When you're looking for a youth bike -- which Dick's Sporting Goods defines as bikes suitable for children roughly 10 to 12-years old -- there are two primary things to look for. The first is finding a bike that's enjoyable to ride; the second is safety. Steve the Bike Guy notes that there are no manufacturing safety standards for bike parts, making it even more important for parents to choose bikes with high-quality construction as well as features that are easy for kids to operate.
Be Wise About Size
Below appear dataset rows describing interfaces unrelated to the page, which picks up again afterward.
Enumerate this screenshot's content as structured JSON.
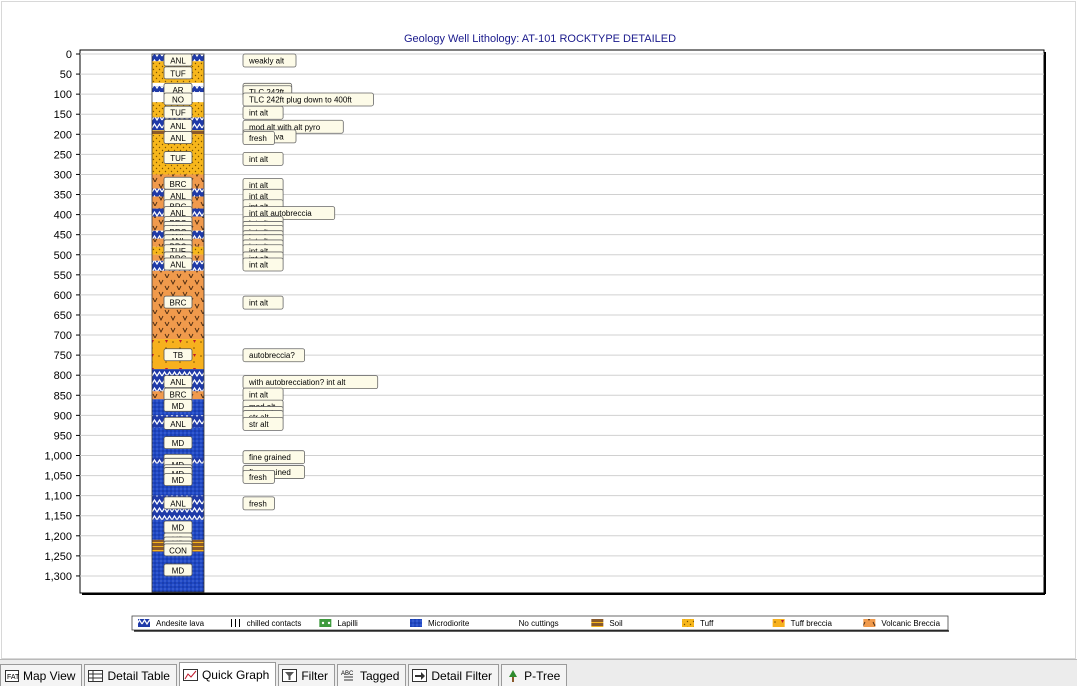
{
  "chart_data": {
    "type": "well-lithology-log",
    "title": "Geology Well Lithology:  AT-101 ROCKTYPE DETAILED",
    "ylim": [
      0,
      1340
    ],
    "y_reversed": true,
    "y_ticks": [
      0,
      50,
      100,
      150,
      200,
      250,
      300,
      350,
      400,
      450,
      500,
      550,
      600,
      650,
      700,
      750,
      800,
      850,
      900,
      950,
      1000,
      1050,
      1100,
      1150,
      1200,
      1250,
      1300
    ],
    "y_tick_labels": [
      "0",
      "50",
      "100",
      "150",
      "200",
      "250",
      "300",
      "350",
      "400",
      "450",
      "500",
      "550",
      "600",
      "650",
      "700",
      "750",
      "800",
      "850",
      "900",
      "950",
      "1,000",
      "1,050",
      "1,100",
      "1,150",
      "1,200",
      "1,250",
      "1,300"
    ],
    "grid": true,
    "colors": {
      "andesite": "#1f3aa8",
      "tuff": "#f7b71c",
      "tuff_breccia": "#f2a12b",
      "volcanic_breccia": "#f09a4c",
      "microdiorite": "#2048c4",
      "soil": "#8a5a2b"
    },
    "intervals": [
      {
        "from": 0,
        "to": 18,
        "rock": "andesite",
        "code": "ANL"
      },
      {
        "from": 18,
        "to": 72,
        "rock": "tuff",
        "code": "TUF"
      },
      {
        "from": 72,
        "to": 80,
        "rock": "none",
        "code": "NO"
      },
      {
        "from": 80,
        "to": 95,
        "rock": "andesite",
        "code": "ANL"
      },
      {
        "from": 95,
        "to": 120,
        "rock": "none",
        "code": "NO"
      },
      {
        "from": 120,
        "to": 158,
        "rock": "tuff",
        "code": "TUF"
      },
      {
        "from": 158,
        "to": 190,
        "rock": "andesite",
        "code": "ANL"
      },
      {
        "from": 190,
        "to": 202,
        "rock": "soil",
        "code": "ANL"
      },
      {
        "from": 202,
        "to": 300,
        "rock": "tuff",
        "code": "TUF"
      },
      {
        "from": 300,
        "to": 335,
        "rock": "volcanic_breccia",
        "code": "BRC"
      },
      {
        "from": 335,
        "to": 355,
        "rock": "andesite",
        "code": "ANL"
      },
      {
        "from": 355,
        "to": 385,
        "rock": "volcanic_breccia",
        "code": "BRC"
      },
      {
        "from": 385,
        "to": 405,
        "rock": "andesite",
        "code": "ANL"
      },
      {
        "from": 405,
        "to": 440,
        "rock": "volcanic_breccia",
        "code": "BRC"
      },
      {
        "from": 440,
        "to": 460,
        "rock": "andesite",
        "code": "ANL"
      },
      {
        "from": 460,
        "to": 480,
        "rock": "volcanic_breccia",
        "code": "BRC"
      },
      {
        "from": 480,
        "to": 500,
        "rock": "tuff",
        "code": "TUF"
      },
      {
        "from": 500,
        "to": 515,
        "rock": "volcanic_breccia",
        "code": "BRC"
      },
      {
        "from": 515,
        "to": 540,
        "rock": "andesite",
        "code": "ANL"
      },
      {
        "from": 540,
        "to": 710,
        "rock": "volcanic_breccia",
        "code": "BRC"
      },
      {
        "from": 710,
        "to": 785,
        "rock": "tuff_breccia",
        "code": "TB"
      },
      {
        "from": 785,
        "to": 840,
        "rock": "andesite",
        "code": "ANL"
      },
      {
        "from": 840,
        "to": 860,
        "rock": "volcanic_breccia",
        "code": "BRC"
      },
      {
        "from": 860,
        "to": 900,
        "rock": "microdiorite",
        "code": "MD"
      },
      {
        "from": 900,
        "to": 930,
        "rock": "andesite",
        "code": "ANL"
      },
      {
        "from": 930,
        "to": 1005,
        "rock": "microdiorite",
        "code": "MD"
      },
      {
        "from": 1005,
        "to": 1020,
        "rock": "andesite",
        "code": "ANL"
      },
      {
        "from": 1020,
        "to": 1100,
        "rock": "microdiorite",
        "code": "MD"
      },
      {
        "from": 1100,
        "to": 1160,
        "rock": "andesite",
        "code": "ANL"
      },
      {
        "from": 1160,
        "to": 1210,
        "rock": "microdiorite",
        "code": "MD"
      },
      {
        "from": 1210,
        "to": 1240,
        "rock": "soil",
        "code": "CON"
      },
      {
        "from": 1240,
        "to": 1340,
        "rock": "microdiorite",
        "code": "MD"
      }
    ],
    "code_labels": [
      {
        "depth": 15,
        "code": "ANL"
      },
      {
        "depth": 47,
        "code": "TUF"
      },
      {
        "depth": 88,
        "code": "AR"
      },
      {
        "depth": 112,
        "code": "NO"
      },
      {
        "depth": 145,
        "code": "TUF"
      },
      {
        "depth": 178,
        "code": "ANL"
      },
      {
        "depth": 208,
        "code": "ANL"
      },
      {
        "depth": 258,
        "code": "TUF"
      },
      {
        "depth": 322,
        "code": "BRC"
      },
      {
        "depth": 352,
        "code": "ANL"
      },
      {
        "depth": 378,
        "code": "BRC"
      },
      {
        "depth": 395,
        "code": "ANL"
      },
      {
        "depth": 420,
        "code": "BRC"
      },
      {
        "depth": 432,
        "code": "ANL"
      },
      {
        "depth": 442,
        "code": "BRC"
      },
      {
        "depth": 455,
        "code": "ANL"
      },
      {
        "depth": 465,
        "code": "ANL"
      },
      {
        "depth": 478,
        "code": "BRC"
      },
      {
        "depth": 490,
        "code": "TUF"
      },
      {
        "depth": 508,
        "code": "BRC"
      },
      {
        "depth": 523,
        "code": "ANL"
      },
      {
        "depth": 618,
        "code": "BRC"
      },
      {
        "depth": 749,
        "code": "TB"
      },
      {
        "depth": 816,
        "code": "ANL"
      },
      {
        "depth": 847,
        "code": "BRC"
      },
      {
        "depth": 875,
        "code": "MD"
      },
      {
        "depth": 920,
        "code": "ANL"
      },
      {
        "depth": 968,
        "code": "MD"
      },
      {
        "depth": 1012,
        "code": "ANL"
      },
      {
        "depth": 1022,
        "code": "MD"
      },
      {
        "depth": 1038,
        "code": "MD"
      },
      {
        "depth": 1045,
        "code": "MD"
      },
      {
        "depth": 1060,
        "code": "MD"
      },
      {
        "depth": 1118,
        "code": "ANL"
      },
      {
        "depth": 1178,
        "code": "MD"
      },
      {
        "depth": 1208,
        "code": "MD"
      },
      {
        "depth": 1218,
        "code": "MD"
      },
      {
        "depth": 1228,
        "code": "MD"
      },
      {
        "depth": 1235,
        "code": "CON"
      },
      {
        "depth": 1285,
        "code": "MD"
      }
    ],
    "comments": [
      {
        "depth": 15,
        "text": "weakly alt"
      },
      {
        "depth": 88,
        "text": "TLC 242ft"
      },
      {
        "depth": 94,
        "text": "TLC 242ft"
      },
      {
        "depth": 112,
        "text": "TLC 242ft plug down to 400ft"
      },
      {
        "depth": 145,
        "text": "int alt"
      },
      {
        "depth": 180,
        "text": "mod alt with alt pyro"
      },
      {
        "depth": 204,
        "text": "fresh lava"
      },
      {
        "depth": 208,
        "text": "fresh"
      },
      {
        "depth": 260,
        "text": "int alt"
      },
      {
        "depth": 325,
        "text": "int alt"
      },
      {
        "depth": 352,
        "text": "int alt"
      },
      {
        "depth": 378,
        "text": "int alt"
      },
      {
        "depth": 395,
        "text": "int alt autobreccia"
      },
      {
        "depth": 420,
        "text": "int alt"
      },
      {
        "depth": 432,
        "text": "int alt"
      },
      {
        "depth": 442,
        "text": "int alt"
      },
      {
        "depth": 455,
        "text": "int alt"
      },
      {
        "depth": 465,
        "text": "int alt"
      },
      {
        "depth": 478,
        "text": "int alt"
      },
      {
        "depth": 490,
        "text": "int alt"
      },
      {
        "depth": 508,
        "text": "int alt"
      },
      {
        "depth": 523,
        "text": "int alt"
      },
      {
        "depth": 618,
        "text": "int alt"
      },
      {
        "depth": 749,
        "text": "autobreccia?"
      },
      {
        "depth": 816,
        "text": "with autobrecciation? int alt"
      },
      {
        "depth": 847,
        "text": "int alt"
      },
      {
        "depth": 877,
        "text": "mod alt"
      },
      {
        "depth": 893,
        "text": "mod alt"
      },
      {
        "depth": 903,
        "text": "str alt"
      },
      {
        "depth": 920,
        "text": "str alt"
      },
      {
        "depth": 1003,
        "text": "fine grained"
      },
      {
        "depth": 1040,
        "text": "fine grained"
      },
      {
        "depth": 1052,
        "text": "fresh"
      },
      {
        "depth": 1118,
        "text": "fresh"
      }
    ],
    "legend": [
      {
        "name": "Andesite lava",
        "swatch": "andesite"
      },
      {
        "name": "chilled contacts",
        "swatch": "chilled"
      },
      {
        "name": "Lapilli",
        "swatch": "lapilli"
      },
      {
        "name": "Microdiorite",
        "swatch": "microdiorite"
      },
      {
        "name": "No cuttings",
        "swatch": "none"
      },
      {
        "name": "Soil",
        "swatch": "soil"
      },
      {
        "name": "Tuff",
        "swatch": "tuff"
      },
      {
        "name": "Tuff breccia",
        "swatch": "tuff_breccia"
      },
      {
        "name": "Volcanic Breccia",
        "swatch": "volcanic_breccia"
      }
    ],
    "legend_placement": "bottom"
  },
  "tabs": [
    {
      "label": "Map View",
      "icon": "map-icon",
      "active": false
    },
    {
      "label": "Detail Table",
      "icon": "table-icon",
      "active": false
    },
    {
      "label": "Quick Graph",
      "icon": "graph-icon",
      "active": true
    },
    {
      "label": "Filter",
      "icon": "filter-icon",
      "active": false
    },
    {
      "label": "Tagged",
      "icon": "tag-icon",
      "active": false
    },
    {
      "label": "Detail Filter",
      "icon": "detail-filter-icon",
      "active": false
    },
    {
      "label": "P-Tree",
      "icon": "tree-icon",
      "active": false
    }
  ]
}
Although it might be tempting to buy a youth bike for your kids to "grow into" -- especially since the best bikes sell for around $250 as of 2013 -- it can be a recipe for disaster. "If you do nothing else when buying a kid's bike, make sure it's the right size," states Dan Joyce at BikeRadar. A bike that's too big makes it hard to properly control the bike -- kids may be forced to strain to reach the pedals with their feet and the brake controls with their hands.
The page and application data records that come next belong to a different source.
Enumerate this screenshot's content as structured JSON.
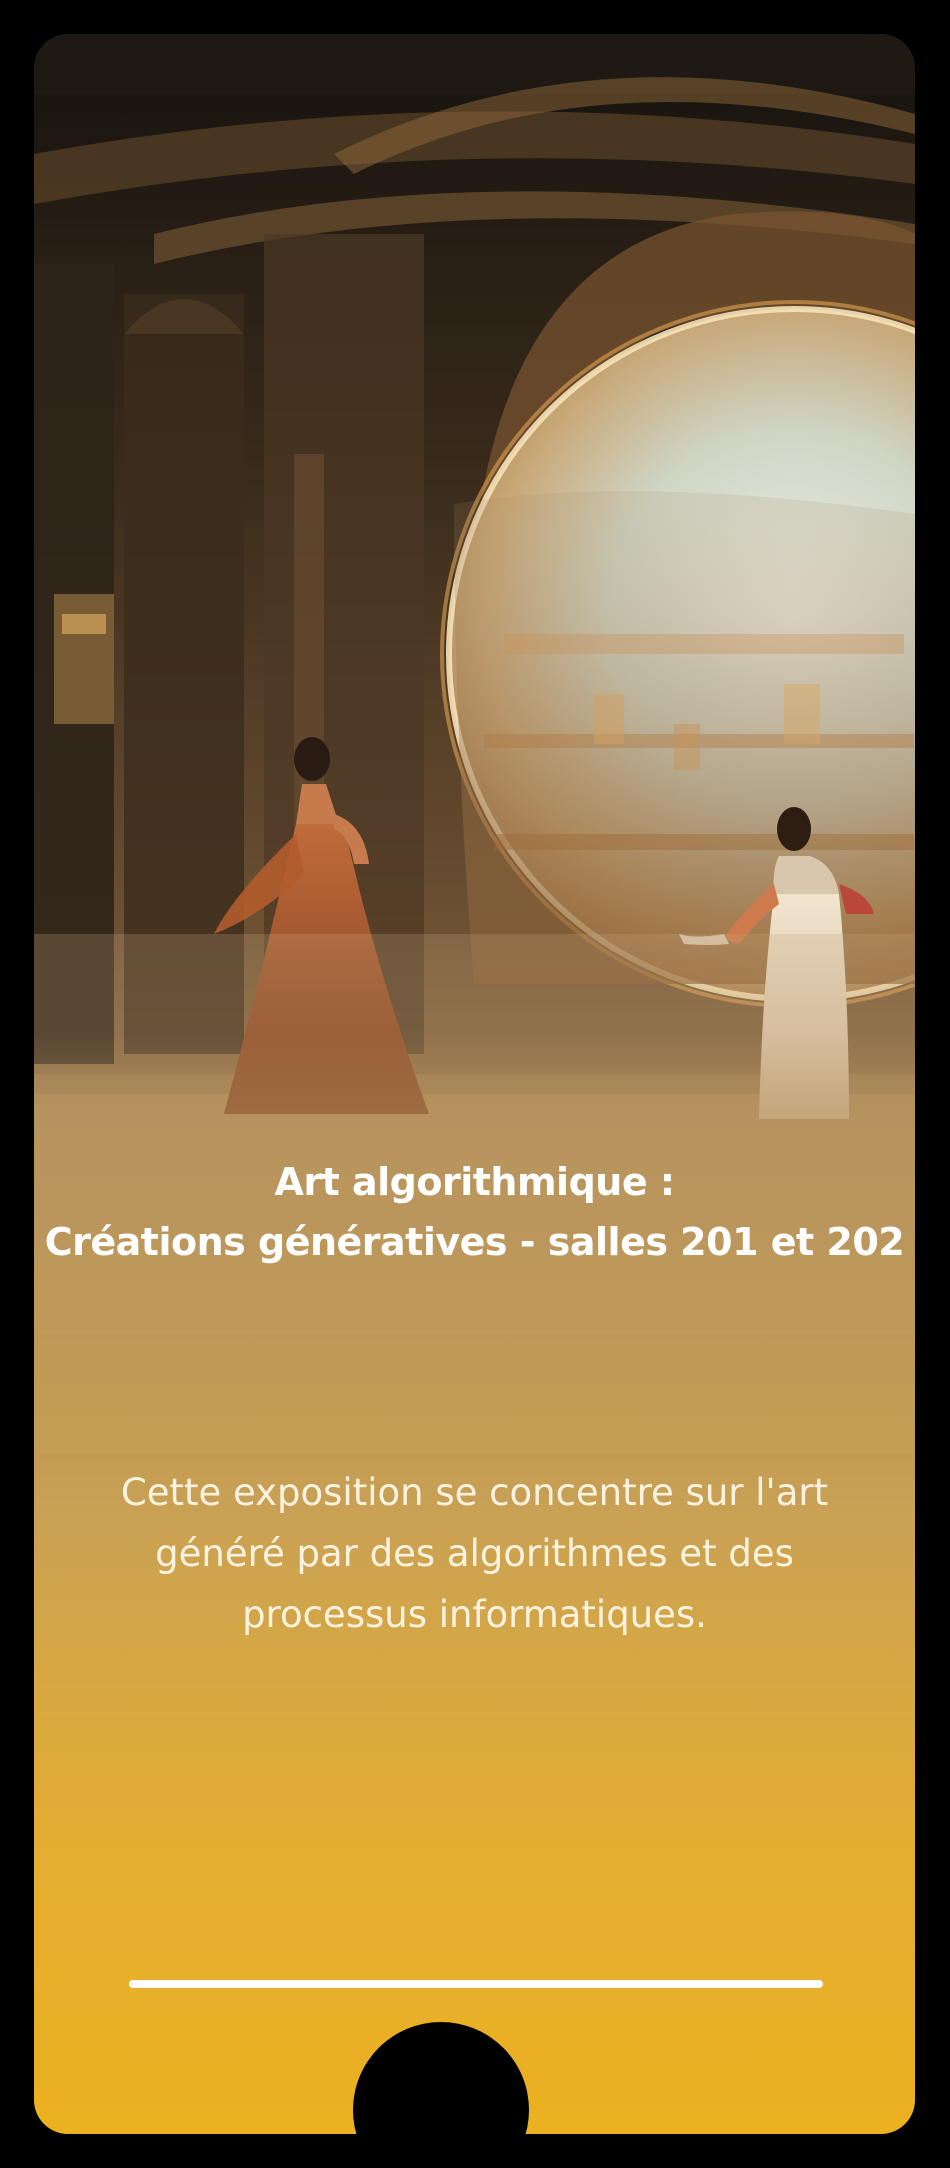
{
  "exhibition": {
    "title_line1": "Art algorithmique :",
    "title_line2": "Créations génératives - salles 201 et 202",
    "description": "Cette exposition se concentre sur l'art généré par des algorithmes et des processus informatiques."
  },
  "artwork": {
    "subject": "painting of two women in gowns inside an ornate hall with a large circular portal"
  },
  "colors": {
    "accent": "#ecb120",
    "background": "#000000",
    "text": "#ffffff"
  }
}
Basics for the Best Bike
Look for a bike for your tween with a relatively lightweight aluminum frame. Many youth bikes come with knobby mountain bike tires, but if your kid plans to ride mostly on pavement, a thinner tire is advisable. Make sure a youth bike is proportional, states Stan the Bike Man. Compared to a full-size adult bike, it should feature a smaller saddle, thinner hand grips, smaller pedals and a shorter crank. Either six or seven gears are fine, as long as the gear shift is easy to operate. Look for alloy seat posts and brakes instead of steel.
The cool factor can't be overemphasized when it comes to pre-teens, so the color and design of the bike is likely to be an important factor. A kickstand, which is standard on some models but not others, is a worthy feature. It's easier to use a kickstand than to constantly lower and raise a bike off the ground and it also helps preserve the condition of the bike. If a bike doesn't have a kickstand, it's easy to install one.
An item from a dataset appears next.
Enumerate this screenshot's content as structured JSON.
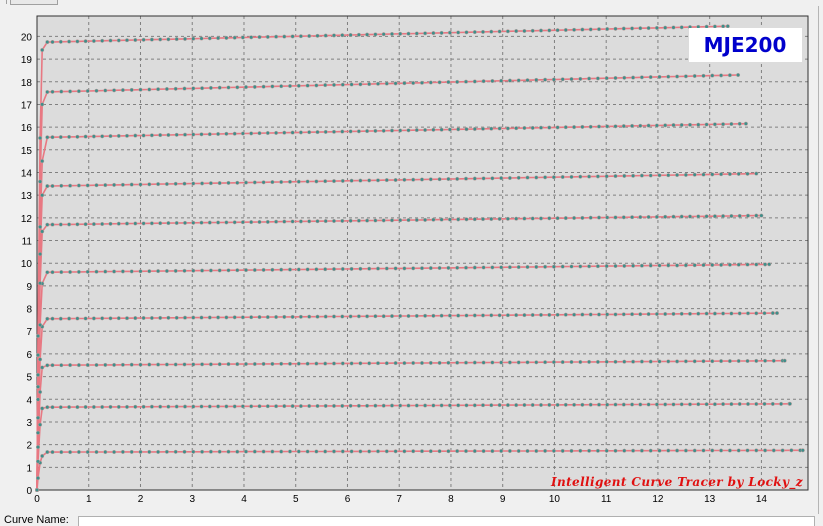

It's hard to overemphasize the importance of safety considerations when buying a bike for your tween. As KidsHealth states, roughly 300,000 kids wind up in the emergency room every year due to bike accidents and some die from those injuries Make sure your kid knows the rules of the road and wears a helmet that fits correctly and meets government safety standards. Getting your kid to actually wear the helmet might not be easy, but it could save his life.